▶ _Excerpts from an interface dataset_
• • • •

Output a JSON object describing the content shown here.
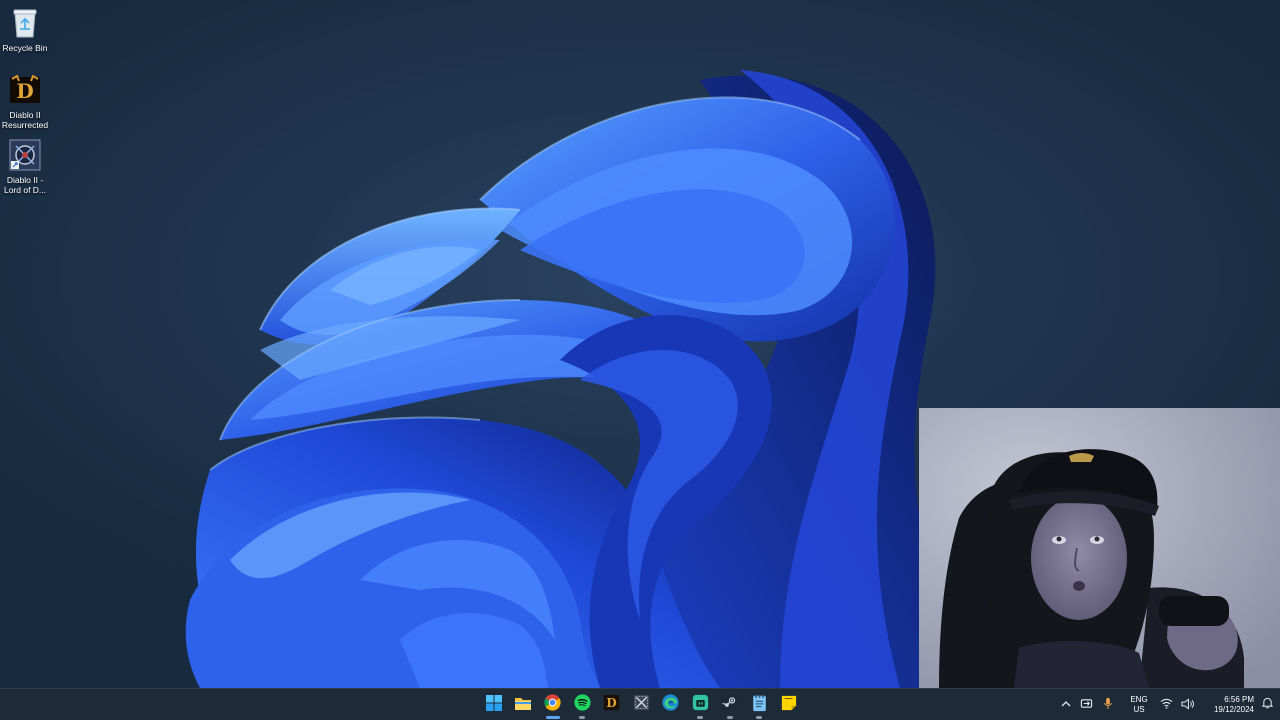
{
  "desktop": {
    "icons": [
      {
        "label": "Recycle Bin",
        "icon": "recycle-bin-icon"
      },
      {
        "label": "Diablo II Resurrected",
        "icon": "diablo-ii-resurrected-icon"
      },
      {
        "label": "Diablo II - Lord of D...",
        "icon": "diablo-ii-lod-icon"
      }
    ]
  },
  "taskbar": {
    "apps": [
      {
        "name": "Start",
        "icon": "windows-start-icon",
        "running": false
      },
      {
        "name": "File Explorer",
        "icon": "file-explorer-icon",
        "running": false
      },
      {
        "name": "Google Chrome",
        "icon": "chrome-icon",
        "running": true
      },
      {
        "name": "Spotify",
        "icon": "spotify-icon",
        "running": true
      },
      {
        "name": "Diablo II Resurrected",
        "icon": "diablo-taskbar-icon",
        "running": false
      },
      {
        "name": "Snipping Tool",
        "icon": "snipping-tool-icon",
        "running": false
      },
      {
        "name": "Microsoft Edge",
        "icon": "edge-icon",
        "running": false
      },
      {
        "name": "Streamlabs",
        "icon": "streamlabs-icon",
        "running": true
      },
      {
        "name": "Steam",
        "icon": "steam-icon",
        "running": true
      },
      {
        "name": "Notepad",
        "icon": "notepad-icon",
        "running": true
      },
      {
        "name": "Sticky Notes",
        "icon": "sticky-notes-icon",
        "running": false
      }
    ],
    "tray": {
      "language_top": "ENG",
      "language_bottom": "US",
      "time": "6:56 PM",
      "date": "19/12/2024"
    }
  },
  "colors": {
    "accent": "#5aa7f2",
    "taskbar_bg": "#1d2a38",
    "wallpaper_bloom": "#2f66e8"
  }
}
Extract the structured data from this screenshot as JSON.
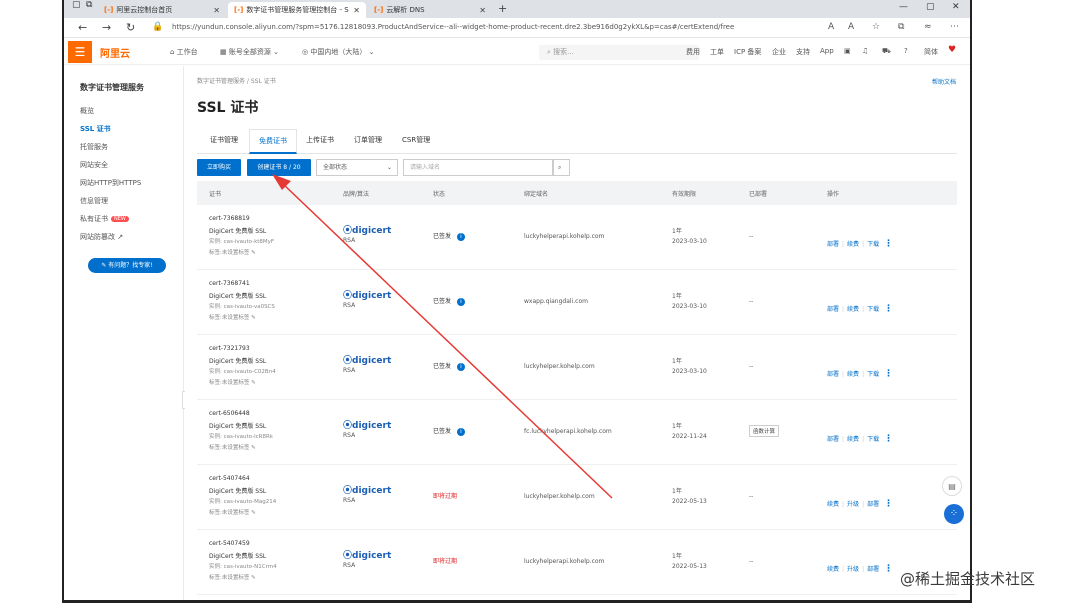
{
  "browser": {
    "tabs": [
      {
        "label": "阿里云控制台首页",
        "favicon": "[-]",
        "active": false
      },
      {
        "label": "数字证书管理服务管理控制台 - S",
        "favicon": "[-]",
        "active": true
      },
      {
        "label": "云解析 DNS",
        "favicon": "[-]",
        "active": false
      }
    ],
    "url": "https://yundun.console.aliyun.com/?spm=5176.12818093.ProductAndService--ali--widget-home-product-recent.dre2.3be916d0g2ykXL&p=cas#/certExtend/free",
    "reader_icon": "A",
    "zoom_icon": "A"
  },
  "topbar": {
    "logo": "阿里云",
    "workbench": "工作台",
    "account_scope": "账号全部资源",
    "region": "中国内地（大陆）",
    "search_placeholder": "搜索...",
    "links": [
      "费用",
      "工单",
      "ICP 备案",
      "企业",
      "支持",
      "App"
    ],
    "lang": "简体"
  },
  "sidebar": {
    "title": "数字证书管理服务",
    "items": [
      {
        "label": "概览"
      },
      {
        "label": "SSL 证书",
        "active": true
      },
      {
        "label": "托管服务"
      },
      {
        "label": "网站安全"
      },
      {
        "label": "网站HTTP到HTTPS"
      },
      {
        "label": "信息管理"
      },
      {
        "label": "私有证书",
        "badge": "NEW"
      },
      {
        "label": "网站防篡改"
      }
    ],
    "help_pill": "有问题？找专家!"
  },
  "main": {
    "breadcrumb": "数字证书管理服务 / SSL 证书",
    "help_doc": "帮助文档",
    "title": "SSL 证书",
    "tabs": [
      "证书管理",
      "免费证书",
      "上传证书",
      "订单管理",
      "CSR管理"
    ],
    "buy_button": "立即购买",
    "create_button": "创建证书 8 / 20",
    "status_filter": "全部状态",
    "domain_search_placeholder": "请输入域名",
    "columns": [
      "证书",
      "品牌/算法",
      "状态",
      "绑定域名",
      "有效期限",
      "已部署",
      "操作"
    ]
  },
  "certs": [
    {
      "id": "cert-7368819",
      "name": "DigiCert 免费版 SSL",
      "instance": "实例: cas-ivauto-kt8MyF",
      "tag": "标签:未设置标签",
      "brand": "digicert",
      "algo": "RSA",
      "status": "已签发",
      "status_info": "i",
      "domain": "luckyhelperapi.kohelp.com",
      "period": "1年",
      "expiry": "2023-03-10",
      "deployed": "--",
      "fee": "",
      "actions": [
        "部署",
        "续费",
        "下载"
      ]
    },
    {
      "id": "cert-7368741",
      "name": "DigiCert 免费版 SSL",
      "instance": "实例: cas-ivauto-va0SCS",
      "tag": "标签:未设置标签",
      "brand": "digicert",
      "algo": "RSA",
      "status": "已签发",
      "status_info": "i",
      "domain": "wxapp.qiangdali.com",
      "period": "1年",
      "expiry": "2023-03-10",
      "deployed": "--",
      "fee": "",
      "actions": [
        "部署",
        "续费",
        "下载"
      ]
    },
    {
      "id": "cert-7321793",
      "name": "DigiCert 免费版 SSL",
      "instance": "实例: cas-ivauto-C02Bn4",
      "tag": "标签:未设置标签",
      "brand": "digicert",
      "algo": "RSA",
      "status": "已签发",
      "status_info": "i",
      "domain": "luckyhelper.kohelp.com",
      "period": "1年",
      "expiry": "2023-03-10",
      "deployed": "--",
      "fee": "",
      "actions": [
        "部署",
        "续费",
        "下载"
      ]
    },
    {
      "id": "cert-6506448",
      "name": "DigiCert 免费版 SSL",
      "instance": "实例: cas-ivauto-lcR8Rk",
      "tag": "标签:未设置标签",
      "brand": "digicert",
      "algo": "RSA",
      "status": "已签发",
      "status_info": "i",
      "domain": "fc.luckyhelperapi.kohelp.com",
      "period": "1年",
      "expiry": "2022-11-24",
      "deployed": "",
      "fee": "函数计算",
      "actions": [
        "部署",
        "续费",
        "下载"
      ]
    },
    {
      "id": "cert-5407464",
      "name": "DigiCert 免费版 SSL",
      "instance": "实例: cas-ivauto-Mag214",
      "tag": "标签:未设置标签",
      "brand": "digicert",
      "algo": "RSA",
      "status": "即将过期",
      "status_info": "",
      "domain": "luckyhelper.kohelp.com",
      "period": "1年",
      "expiry": "2022-05-13",
      "deployed": "--",
      "fee": "",
      "actions": [
        "续费",
        "升级",
        "部署"
      ]
    },
    {
      "id": "cert-5407459",
      "name": "DigiCert 免费版 SSL",
      "instance": "实例: cas-ivauto-N1Crm4",
      "tag": "标签:未设置标签",
      "brand": "digicert",
      "algo": "RSA",
      "status": "即将过期",
      "status_info": "",
      "domain": "luckyhelperapi.kohelp.com",
      "period": "1年",
      "expiry": "2022-05-13",
      "deployed": "--",
      "fee": "",
      "actions": [
        "续费",
        "升级",
        "部署"
      ]
    }
  ],
  "watermark": "@稀土掘金技术社区",
  "colors": {
    "accent": "#0070cc",
    "brand": "#ff6a00",
    "warn": "#e02020",
    "arrow": "#e53935"
  }
}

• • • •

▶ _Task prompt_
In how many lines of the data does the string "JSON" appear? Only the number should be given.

▶ _Answer below_
2